If all of this sounds highly unlikely, allow me to furnish you with two examples:

  • Last year I did some work with the Chargify API. At that time every single API method used camel-case naming, apart from one, which used underscores. Not surprisingly, the person responsible for the documentation was unaware of this bizarre anomaly.
  • Right up until a few weeks ago, the OpenGateway API documentation swore blind that “year” values should be supplied in 2-digit format. You can guess how that one ended.

If you encounter a problem at the request stage, and the API response doesn’t include a meaningful error message, by all means use the above list to identify likely culprits.

However, bear in mind that it’s not your job to debug the API, and you’ll need to confirm any bugs or documentation errors with the API authors before proceeding, so don’t spend too long on this. Just submit a support request, and get on with something more productive.

How to test the response

By comparison, testing the API method’s response is much easier, as discrepancies between the documentation and the actual response are easy to spot. Even so, there are a few things worth looking out for.

  1. Does the response structure differ depending on the number of items returned? This was an issue with the old Campaign Monitor API.
  2. Does the response include undocumented (but potentially very useful) information?
  3. Does the format of the response data tally with the documentation?
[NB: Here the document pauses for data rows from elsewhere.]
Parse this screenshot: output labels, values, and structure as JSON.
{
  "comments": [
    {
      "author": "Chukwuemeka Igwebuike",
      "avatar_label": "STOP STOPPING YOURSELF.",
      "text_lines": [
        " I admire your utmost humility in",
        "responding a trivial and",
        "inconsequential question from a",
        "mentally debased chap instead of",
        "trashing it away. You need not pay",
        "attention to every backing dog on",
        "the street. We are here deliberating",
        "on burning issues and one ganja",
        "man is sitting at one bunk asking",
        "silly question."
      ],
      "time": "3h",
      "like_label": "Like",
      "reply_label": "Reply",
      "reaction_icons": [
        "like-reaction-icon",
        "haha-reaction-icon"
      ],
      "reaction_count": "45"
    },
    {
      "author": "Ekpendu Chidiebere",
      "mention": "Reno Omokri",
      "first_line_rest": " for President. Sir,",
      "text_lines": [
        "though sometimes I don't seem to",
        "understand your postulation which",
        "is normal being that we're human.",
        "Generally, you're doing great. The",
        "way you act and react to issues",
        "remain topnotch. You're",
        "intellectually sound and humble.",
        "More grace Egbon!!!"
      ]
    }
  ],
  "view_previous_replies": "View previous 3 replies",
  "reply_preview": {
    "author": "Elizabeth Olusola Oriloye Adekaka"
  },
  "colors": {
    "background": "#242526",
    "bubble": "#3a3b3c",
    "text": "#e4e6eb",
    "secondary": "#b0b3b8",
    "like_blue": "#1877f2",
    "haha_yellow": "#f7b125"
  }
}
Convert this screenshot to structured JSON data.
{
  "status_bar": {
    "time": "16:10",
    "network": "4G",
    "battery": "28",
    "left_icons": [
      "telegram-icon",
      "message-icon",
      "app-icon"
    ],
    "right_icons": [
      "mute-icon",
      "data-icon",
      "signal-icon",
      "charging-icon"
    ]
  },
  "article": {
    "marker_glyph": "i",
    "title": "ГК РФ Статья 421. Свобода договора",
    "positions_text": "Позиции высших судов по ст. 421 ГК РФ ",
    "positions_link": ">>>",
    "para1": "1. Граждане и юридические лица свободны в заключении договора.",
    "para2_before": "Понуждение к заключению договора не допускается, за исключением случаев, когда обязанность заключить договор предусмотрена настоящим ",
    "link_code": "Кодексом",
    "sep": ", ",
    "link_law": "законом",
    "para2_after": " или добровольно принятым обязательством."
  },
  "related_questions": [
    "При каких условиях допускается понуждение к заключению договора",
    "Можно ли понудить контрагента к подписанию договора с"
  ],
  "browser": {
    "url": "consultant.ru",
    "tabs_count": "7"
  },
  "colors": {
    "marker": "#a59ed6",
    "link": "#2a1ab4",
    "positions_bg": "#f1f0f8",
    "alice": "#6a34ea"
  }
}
The above applies both for successful API calls, and those that generate an error. As ever, if you find a anomaly, confirm the intended behaviour with the API author before proceeding.

Conclusion

Follow the strategies outlined in this post to get up-and-running with your chosen API quickly, and uncover potential stumbling blocks before they become an issue.

In the next post, I’ll be talking testing.